We had planned on fishing from Wells Dam all the way down to Chelan Falls, and had left my truck there on the way up. We had fished a couple of spots below Wells, but wanted to see if we could find some new water. We found water alright, and we fished a few likely looking holes. We saw an angler fishing a point above the boulder field at the bend, and want to go back there some day. The boulder field was a disappointment. We gave it several drifts without any success, and then made the run down to Chelan Falls.

Our money hole below the Beebe Bridge didn’t let us down. My bobber took a dive on our first pass through. The current was different on this particular day as the water was very high, and pushed us right through the hole. We only got the one wild fish, and Schmitten is convinced that we spooked the steelhead out of there. We didn’t miss many hits on this day, and released a total of four nice wild steelhead. Not a bad day. We plan to give Rufus Woods a try for walleye on our next adventure.

Some of you may be aware of important changes that are being made to the commercial fishing allowed on the lower Columbia River. These were prompted when the Oregon Coastal Conservation Association was able to get a measure on that state’s ballot in November to remove gillnets from the river. The result was the creation of a special work group with representatives from the commissions of Washington and Oregon. The work group – assembled at the request of Oregon Gov. John Kitzhaber – worked since early September on the recommendations, which will now be considered by both states’ fish and wildlife commissions. Key provisions of the proposed plan, “Management Strategies for Columbia River Recreational and Commercial Fisheries: 2013 and Beyond,” include:
• Prioritizing the recreational fisheries in the main stem Columbia River and commercial fisheries in off-channel areas.
• Transitioning commercial fisheries remaining in the main stem to alternative gear, such as beach and purse seines.
• Phasing out the use of gillnets by non-tribal fishers in the main stem by 2017, while maintaining the economic viability of the commercial fishery during and after the transition.
• Shifting a greater portion of current hatchery salmon releases to off-channel areas, and exploring options for expanding those areas for commercial fisheries.
• Gradually increasing the catch share of salmon for the sport fishery in the main stem over the next four years and by 2017 providing 100 percent of the summer and mainstream spring Chinook harvest to the sport fishery, while increasing spring Chinook opportunity for the commercial fishery in the off-channel areas.
• Requiring sport anglers fishing for salmon and steelhead in the main stem Columbia River and its tributaries to use barbless hooks beginning 2013.

At long last a serious plan to remove gillnets from much of the main stem Columbia River is actually moving forward.

I also wanted to mention that the deadline for public comment on the proposed changes in the fishing regulations for the coming season has been extended to January 29th. Of concern to many anglers is the removal of all bag limits and size restrictions on bass and walleye on the Columbia River from McNary to Chief Joseph Dam, among other waters. To see these proposed changes and others you can view them by going to:
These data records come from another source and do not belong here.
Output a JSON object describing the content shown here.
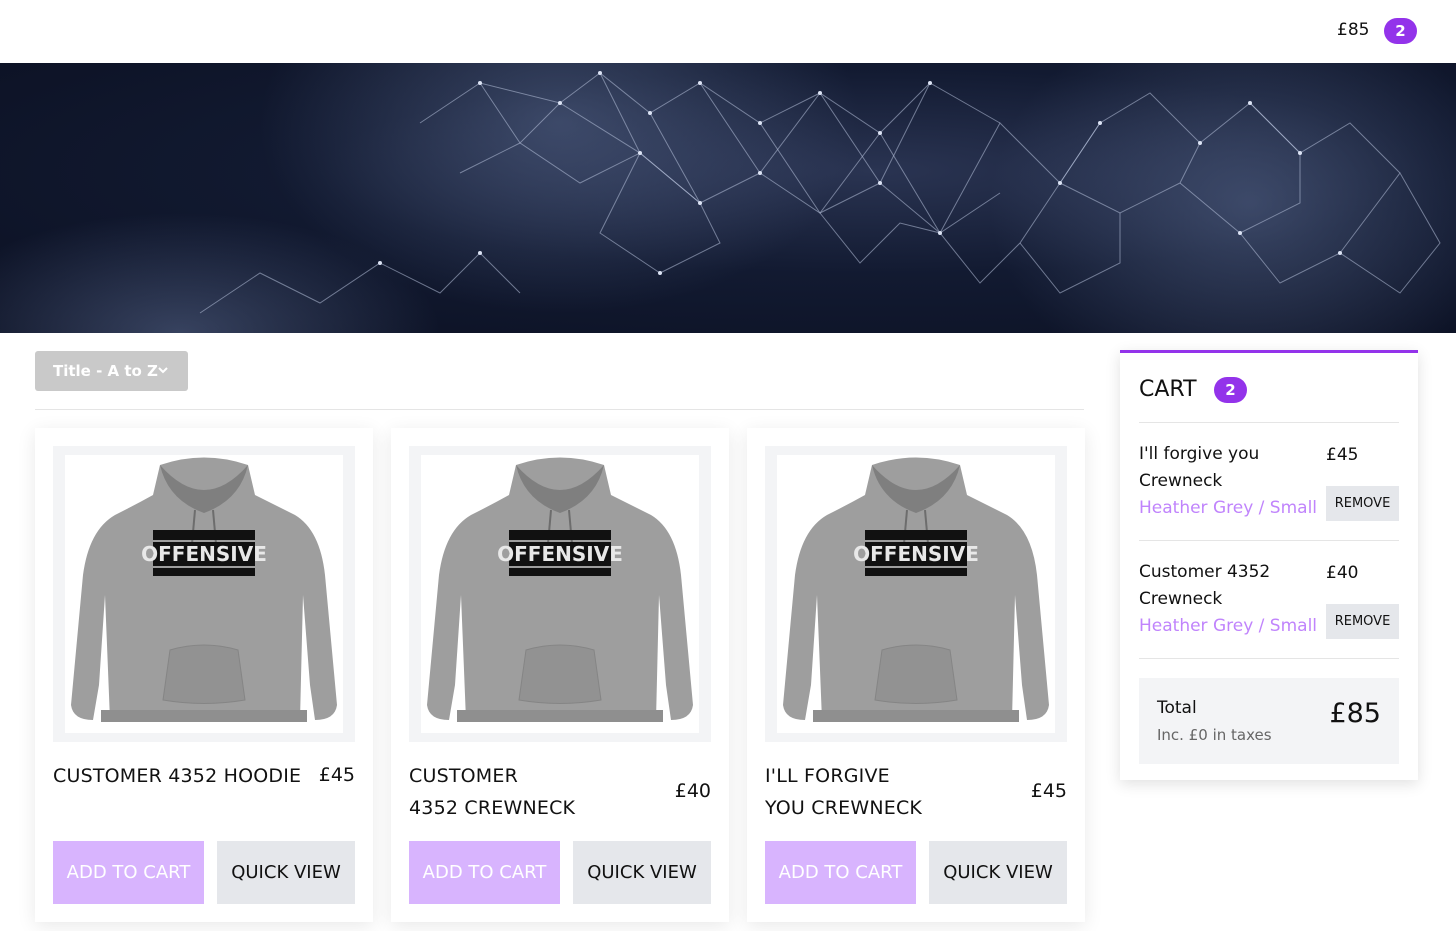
{
  "header": {
    "cart_total": "£85",
    "cart_count": "2"
  },
  "sort": {
    "label": "Title - A to Z"
  },
  "products": [
    {
      "name": "CUSTOMER 4352 HOODIE",
      "price": "£45",
      "add_label": "ADD TO CART",
      "quick_view_label": "QUICK VIEW",
      "image": "grey-hoodie-offensive-print"
    },
    {
      "name_line1": "CUSTOMER",
      "name_line2": "4352 CREWNECK",
      "price": "£40",
      "add_label": "ADD TO CART",
      "quick_view_label": "QUICK VIEW",
      "image": "grey-hoodie-offensive-print"
    },
    {
      "name_line1": "I'LL FORGIVE",
      "name_line2": "YOU CREWNECK",
      "price": "£45",
      "add_label": "ADD TO CART",
      "quick_view_label": "QUICK VIEW",
      "image": "grey-hoodie-offensive-print"
    }
  ],
  "cart": {
    "title": "CART",
    "count": "2",
    "items": [
      {
        "name_line1": "I'll forgive you",
        "name_line2": "Crewneck",
        "variant": "Heather Grey / Small",
        "price": "£45",
        "remove_label": "REMOVE"
      },
      {
        "name_line1": "Customer 4352",
        "name_line2": "Crewneck",
        "variant": "Heather Grey / Small",
        "price": "£40",
        "remove_label": "REMOVE"
      }
    ],
    "total_label": "Total",
    "tax_note": "Inc. £0 in taxes",
    "total_value": "£85"
  },
  "colors": {
    "accent": "#9333ea",
    "add_button": "#d8b4fe",
    "variant_text": "#c084fc",
    "hero_bg": "#121a31"
  }
}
I have been getting some reports of improved fishing for both triploid rainbow and walleye on Rufus Woods Reservoir. I hope to get up there myself a couple of times in the next week or so. Much of the action is taking place at the upper end of the reservoir, near the net pens.
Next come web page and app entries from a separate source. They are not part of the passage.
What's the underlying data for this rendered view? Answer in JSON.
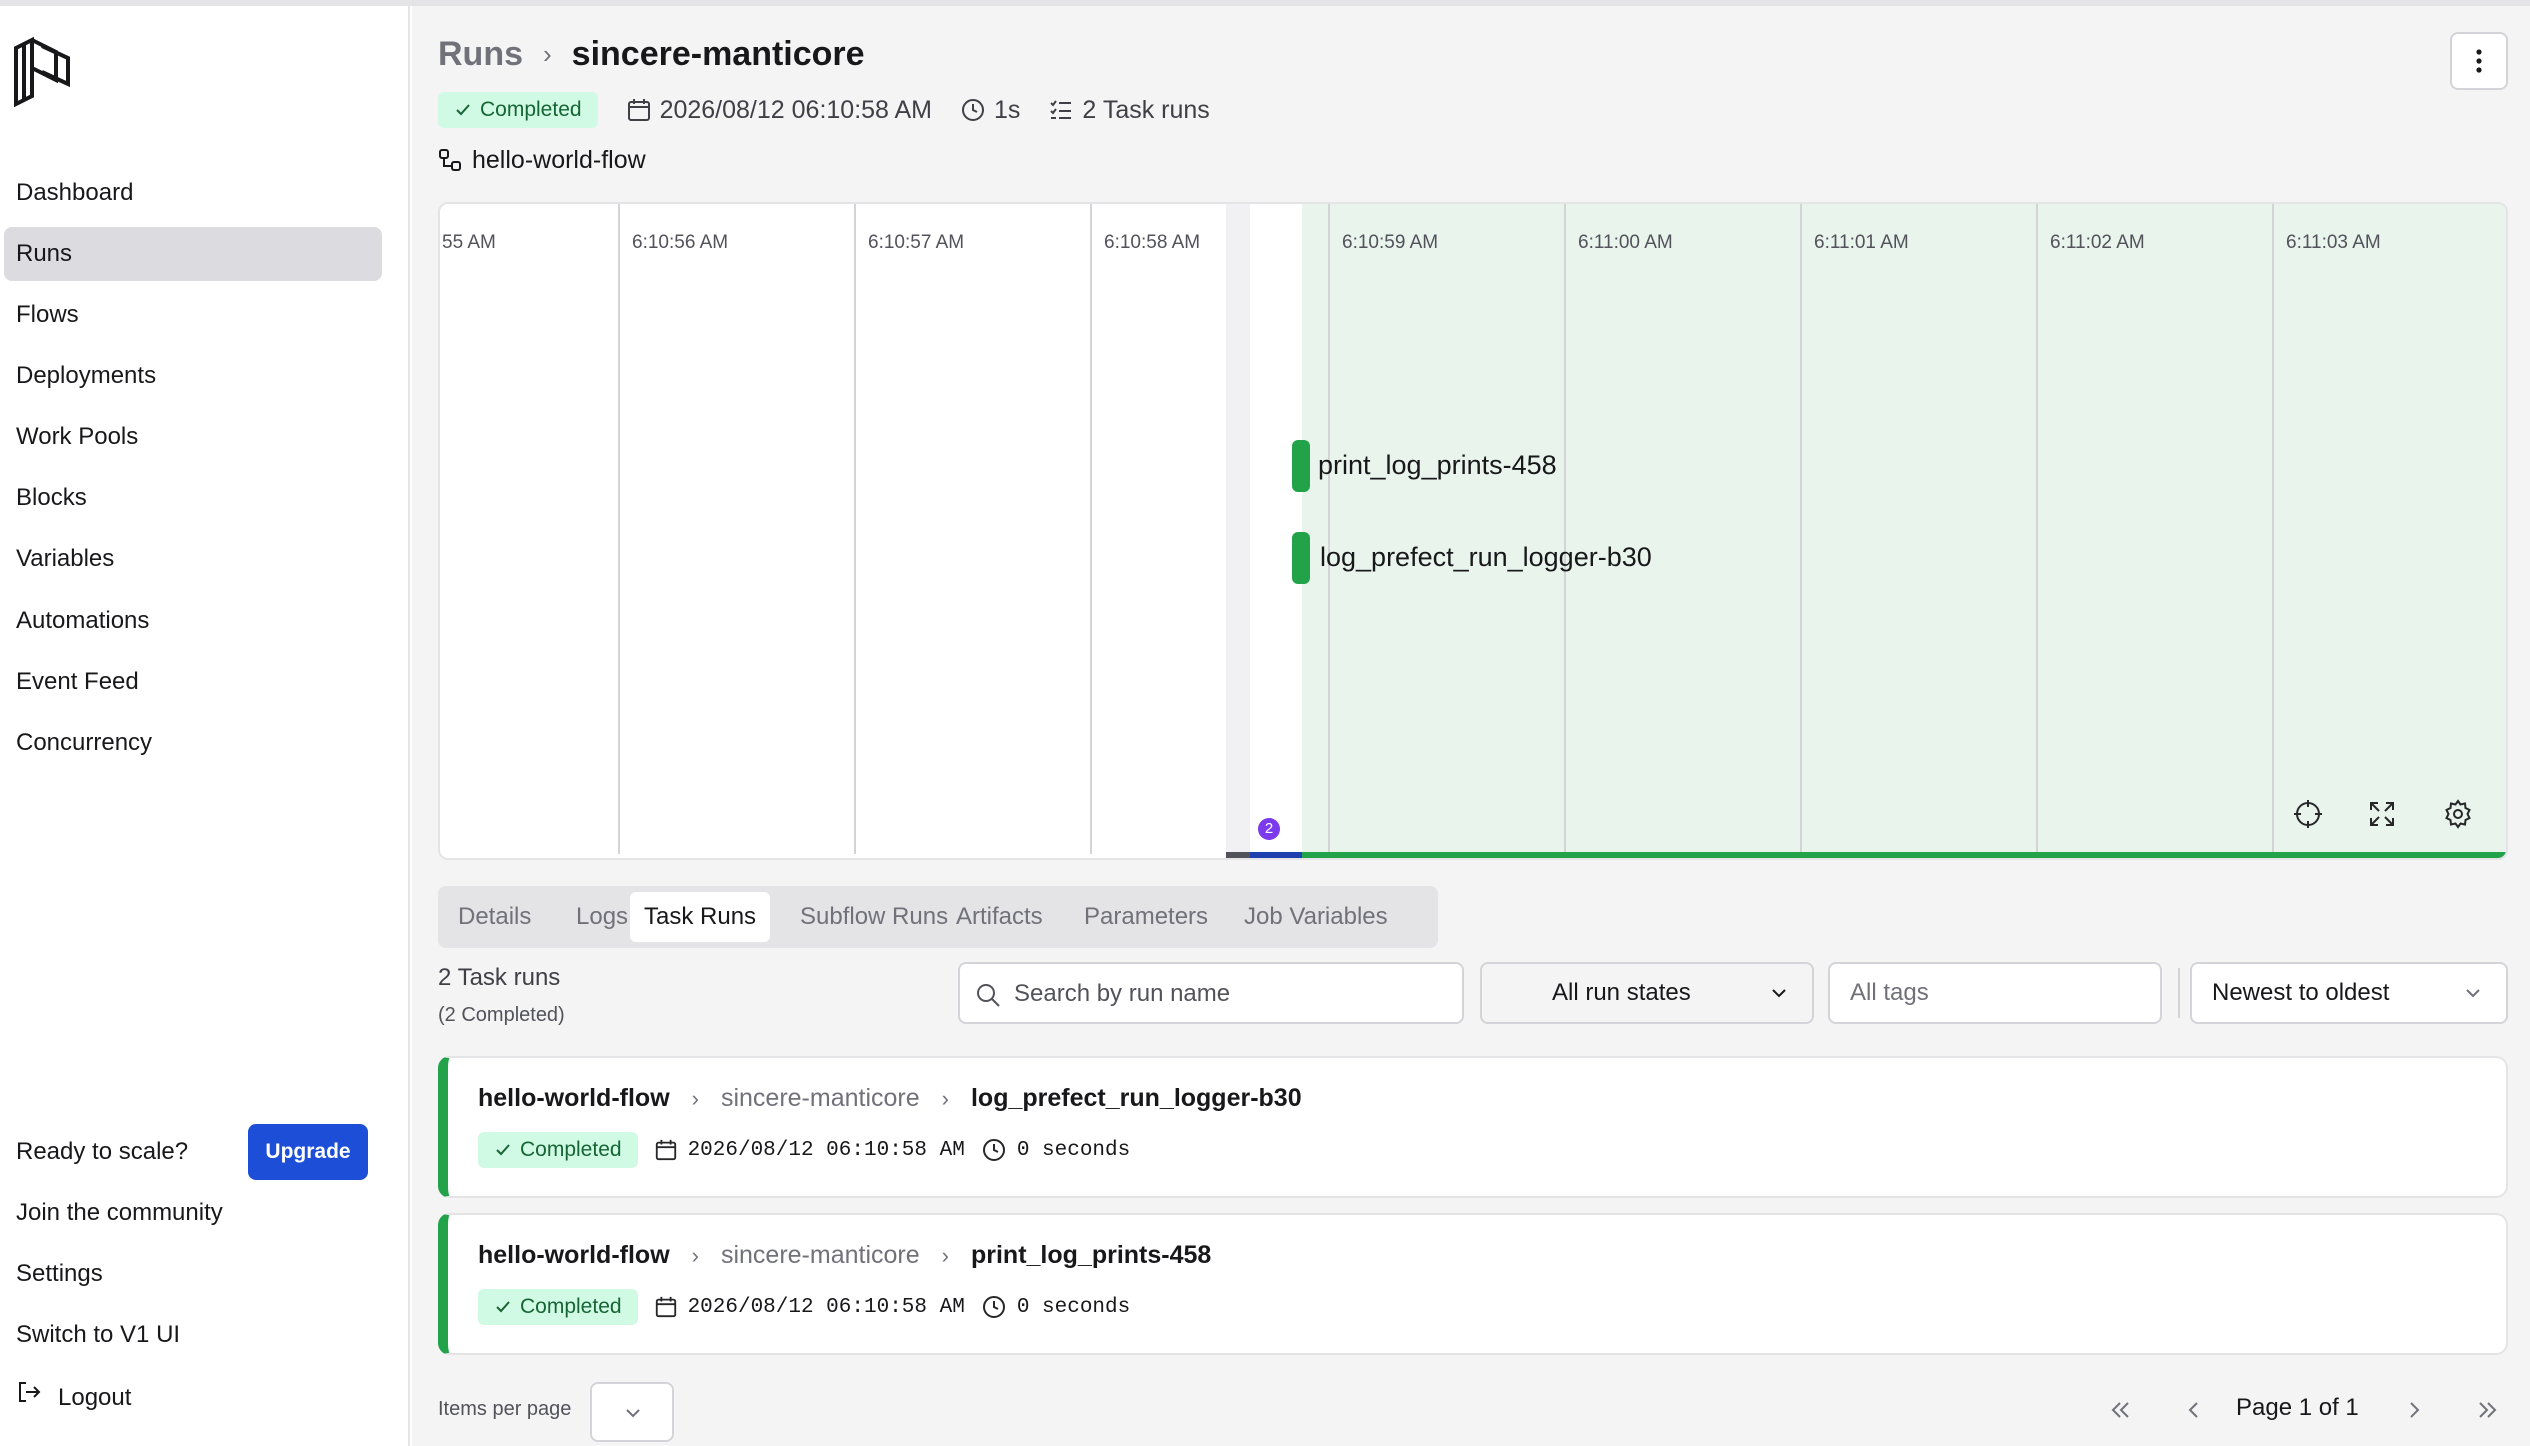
{
  "sidebar": {
    "logo_icon": "prefect-logo-icon",
    "items": [
      {
        "label": "Dashboard"
      },
      {
        "label": "Runs",
        "active": true
      },
      {
        "label": "Flows"
      },
      {
        "label": "Deployments"
      },
      {
        "label": "Work Pools"
      },
      {
        "label": "Blocks"
      },
      {
        "label": "Variables"
      },
      {
        "label": "Automations"
      },
      {
        "label": "Event Feed"
      },
      {
        "label": "Concurrency"
      }
    ],
    "bottom": {
      "ready_label": "Ready to scale?",
      "upgrade_label": "Upgrade",
      "community_label": "Join the community",
      "settings_label": "Settings",
      "switch_label": "Switch to V1 UI",
      "logout_label": "Logout"
    }
  },
  "header": {
    "breadcrumb_root": "Runs",
    "breadcrumb_current": "sincere-manticore",
    "status": "Completed",
    "start_time": "2026/08/12 06:10:58 AM",
    "duration": "1s",
    "task_runs": "2 Task runs",
    "flow_name": "hello-world-flow"
  },
  "timeline": {
    "tick_labels": [
      "55 AM",
      "6:10:56 AM",
      "6:10:57 AM",
      "6:10:58 AM",
      "6:10:59 AM",
      "6:11:00 AM",
      "6:11:01 AM",
      "6:11:02 AM",
      "6:11:03 AM"
    ],
    "tasks": [
      {
        "name": "print_log_prints-458"
      },
      {
        "name": "log_prefect_run_logger-b30"
      }
    ],
    "event_count": "2",
    "colors": {
      "completed": "#22a34a",
      "running_band": "#e8f4ec",
      "pending": "#1e40af"
    }
  },
  "tabs": [
    {
      "label": "Details"
    },
    {
      "label": "Logs"
    },
    {
      "label": "Task Runs",
      "active": true
    },
    {
      "label": "Subflow Runs"
    },
    {
      "label": "Artifacts"
    },
    {
      "label": "Parameters"
    },
    {
      "label": "Job Variables"
    }
  ],
  "task_runs": {
    "count_title": "2 Task runs",
    "count_sub": "(2 Completed)",
    "search_placeholder": "Search by run name",
    "states_value": "All run states",
    "tags_placeholder": "All tags",
    "sort_value": "Newest to oldest",
    "items": [
      {
        "flow": "hello-world-flow",
        "run": "sincere-manticore",
        "task": "log_prefect_run_logger-b30",
        "status": "Completed",
        "time": "2026/08/12 06:10:58 AM",
        "duration": "0 seconds"
      },
      {
        "flow": "hello-world-flow",
        "run": "sincere-manticore",
        "task": "print_log_prints-458",
        "status": "Completed",
        "time": "2026/08/12 06:10:58 AM",
        "duration": "0 seconds"
      }
    ]
  },
  "pagination": {
    "items_per_page_label": "Items per page",
    "page_text": "Page 1 of 1"
  }
}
I have a great new line up of Fishing and Cooking TV shows posted on my web site. If you didn’t know, all of these shows can be watched “on demand” or anytime you want simply by clicking on the show title. There is a good one on fishing on Rufus Woods in the winter with Stuart Hurd.
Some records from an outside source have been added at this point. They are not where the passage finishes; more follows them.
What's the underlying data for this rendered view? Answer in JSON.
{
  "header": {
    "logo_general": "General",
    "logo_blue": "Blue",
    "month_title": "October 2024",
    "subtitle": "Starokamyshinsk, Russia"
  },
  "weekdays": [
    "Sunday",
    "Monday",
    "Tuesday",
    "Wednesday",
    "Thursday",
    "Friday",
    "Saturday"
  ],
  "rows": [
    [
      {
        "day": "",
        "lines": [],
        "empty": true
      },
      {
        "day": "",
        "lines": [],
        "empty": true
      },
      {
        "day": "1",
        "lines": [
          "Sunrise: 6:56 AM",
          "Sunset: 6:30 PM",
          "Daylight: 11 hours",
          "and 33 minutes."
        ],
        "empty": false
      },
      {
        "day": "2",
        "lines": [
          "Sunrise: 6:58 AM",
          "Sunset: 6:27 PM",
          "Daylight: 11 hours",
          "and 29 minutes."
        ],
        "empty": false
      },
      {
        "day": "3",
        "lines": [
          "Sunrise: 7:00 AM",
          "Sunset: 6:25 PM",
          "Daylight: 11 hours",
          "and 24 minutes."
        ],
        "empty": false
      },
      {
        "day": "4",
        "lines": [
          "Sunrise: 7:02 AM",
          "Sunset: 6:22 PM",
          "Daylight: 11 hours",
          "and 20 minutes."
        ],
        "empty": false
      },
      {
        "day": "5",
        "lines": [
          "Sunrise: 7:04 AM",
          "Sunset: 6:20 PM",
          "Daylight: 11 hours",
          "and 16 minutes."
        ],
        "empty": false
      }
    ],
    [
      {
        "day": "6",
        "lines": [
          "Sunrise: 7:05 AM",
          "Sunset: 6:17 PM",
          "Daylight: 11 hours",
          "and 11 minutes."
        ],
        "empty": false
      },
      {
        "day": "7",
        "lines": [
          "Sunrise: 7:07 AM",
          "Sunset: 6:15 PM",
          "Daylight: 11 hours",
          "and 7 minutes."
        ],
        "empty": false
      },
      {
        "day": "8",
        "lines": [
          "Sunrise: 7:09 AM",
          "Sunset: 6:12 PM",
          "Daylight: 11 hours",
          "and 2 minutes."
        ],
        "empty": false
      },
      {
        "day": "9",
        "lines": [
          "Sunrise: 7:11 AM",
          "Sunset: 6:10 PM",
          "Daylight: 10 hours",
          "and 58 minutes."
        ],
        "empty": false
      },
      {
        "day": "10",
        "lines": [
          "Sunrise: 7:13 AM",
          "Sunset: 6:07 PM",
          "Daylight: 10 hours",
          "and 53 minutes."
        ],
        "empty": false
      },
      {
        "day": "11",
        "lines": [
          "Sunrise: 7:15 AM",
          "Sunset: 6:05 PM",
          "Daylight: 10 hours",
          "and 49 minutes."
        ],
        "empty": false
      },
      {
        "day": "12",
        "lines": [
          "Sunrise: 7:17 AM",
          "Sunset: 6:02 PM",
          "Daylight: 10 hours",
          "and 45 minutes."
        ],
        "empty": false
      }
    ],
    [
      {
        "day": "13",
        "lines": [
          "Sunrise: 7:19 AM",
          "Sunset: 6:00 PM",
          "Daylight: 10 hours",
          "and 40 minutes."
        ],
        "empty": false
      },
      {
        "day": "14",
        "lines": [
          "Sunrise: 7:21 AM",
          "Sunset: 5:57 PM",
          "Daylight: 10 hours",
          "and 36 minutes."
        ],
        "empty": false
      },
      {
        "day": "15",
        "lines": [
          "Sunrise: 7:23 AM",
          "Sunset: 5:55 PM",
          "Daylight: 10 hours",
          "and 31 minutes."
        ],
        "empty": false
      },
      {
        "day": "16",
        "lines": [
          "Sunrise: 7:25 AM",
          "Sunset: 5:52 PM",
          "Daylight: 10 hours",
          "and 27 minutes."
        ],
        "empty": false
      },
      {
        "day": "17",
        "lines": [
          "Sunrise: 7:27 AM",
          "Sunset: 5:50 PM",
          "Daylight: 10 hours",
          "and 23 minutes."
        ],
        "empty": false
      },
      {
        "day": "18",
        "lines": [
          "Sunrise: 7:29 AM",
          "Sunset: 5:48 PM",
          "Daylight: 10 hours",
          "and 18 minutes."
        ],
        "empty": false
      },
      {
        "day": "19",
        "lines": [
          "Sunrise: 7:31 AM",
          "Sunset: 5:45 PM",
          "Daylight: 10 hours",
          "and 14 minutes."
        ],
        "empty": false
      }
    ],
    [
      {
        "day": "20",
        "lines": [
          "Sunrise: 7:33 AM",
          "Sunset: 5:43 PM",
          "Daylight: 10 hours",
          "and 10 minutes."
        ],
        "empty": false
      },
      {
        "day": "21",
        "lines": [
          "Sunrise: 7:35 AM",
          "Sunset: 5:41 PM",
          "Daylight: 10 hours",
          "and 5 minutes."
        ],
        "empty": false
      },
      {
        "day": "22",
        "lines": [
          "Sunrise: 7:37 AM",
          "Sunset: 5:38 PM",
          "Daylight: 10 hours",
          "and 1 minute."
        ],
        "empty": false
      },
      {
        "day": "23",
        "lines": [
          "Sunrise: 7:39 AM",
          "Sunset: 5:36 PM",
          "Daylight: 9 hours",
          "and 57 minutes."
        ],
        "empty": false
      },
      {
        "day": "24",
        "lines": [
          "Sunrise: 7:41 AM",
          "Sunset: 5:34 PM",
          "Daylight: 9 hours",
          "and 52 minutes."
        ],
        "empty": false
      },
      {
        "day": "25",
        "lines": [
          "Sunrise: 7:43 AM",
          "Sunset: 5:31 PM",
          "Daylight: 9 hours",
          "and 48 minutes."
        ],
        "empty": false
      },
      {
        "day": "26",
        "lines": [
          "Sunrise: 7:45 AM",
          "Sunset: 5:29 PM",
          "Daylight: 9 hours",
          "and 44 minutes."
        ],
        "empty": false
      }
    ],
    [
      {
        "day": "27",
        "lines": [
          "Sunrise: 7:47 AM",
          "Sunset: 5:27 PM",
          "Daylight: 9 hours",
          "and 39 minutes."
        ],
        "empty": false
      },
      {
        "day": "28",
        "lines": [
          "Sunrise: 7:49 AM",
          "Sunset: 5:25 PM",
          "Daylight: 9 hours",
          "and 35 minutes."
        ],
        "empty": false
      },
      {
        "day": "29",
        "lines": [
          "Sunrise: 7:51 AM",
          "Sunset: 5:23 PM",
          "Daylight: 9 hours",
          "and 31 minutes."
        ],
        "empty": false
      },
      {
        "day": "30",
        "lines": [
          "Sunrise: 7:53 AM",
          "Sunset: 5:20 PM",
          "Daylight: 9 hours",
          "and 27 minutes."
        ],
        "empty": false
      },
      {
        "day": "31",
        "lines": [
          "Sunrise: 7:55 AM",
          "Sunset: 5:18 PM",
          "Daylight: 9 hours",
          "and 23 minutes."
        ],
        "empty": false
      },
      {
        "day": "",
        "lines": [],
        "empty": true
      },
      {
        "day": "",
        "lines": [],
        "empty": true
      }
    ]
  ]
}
I am going to plan a bunch of fishing trips the next couple of weeks. I want to take advantage of the mild weather to get as much time on the water as I can!

By Dave Graybill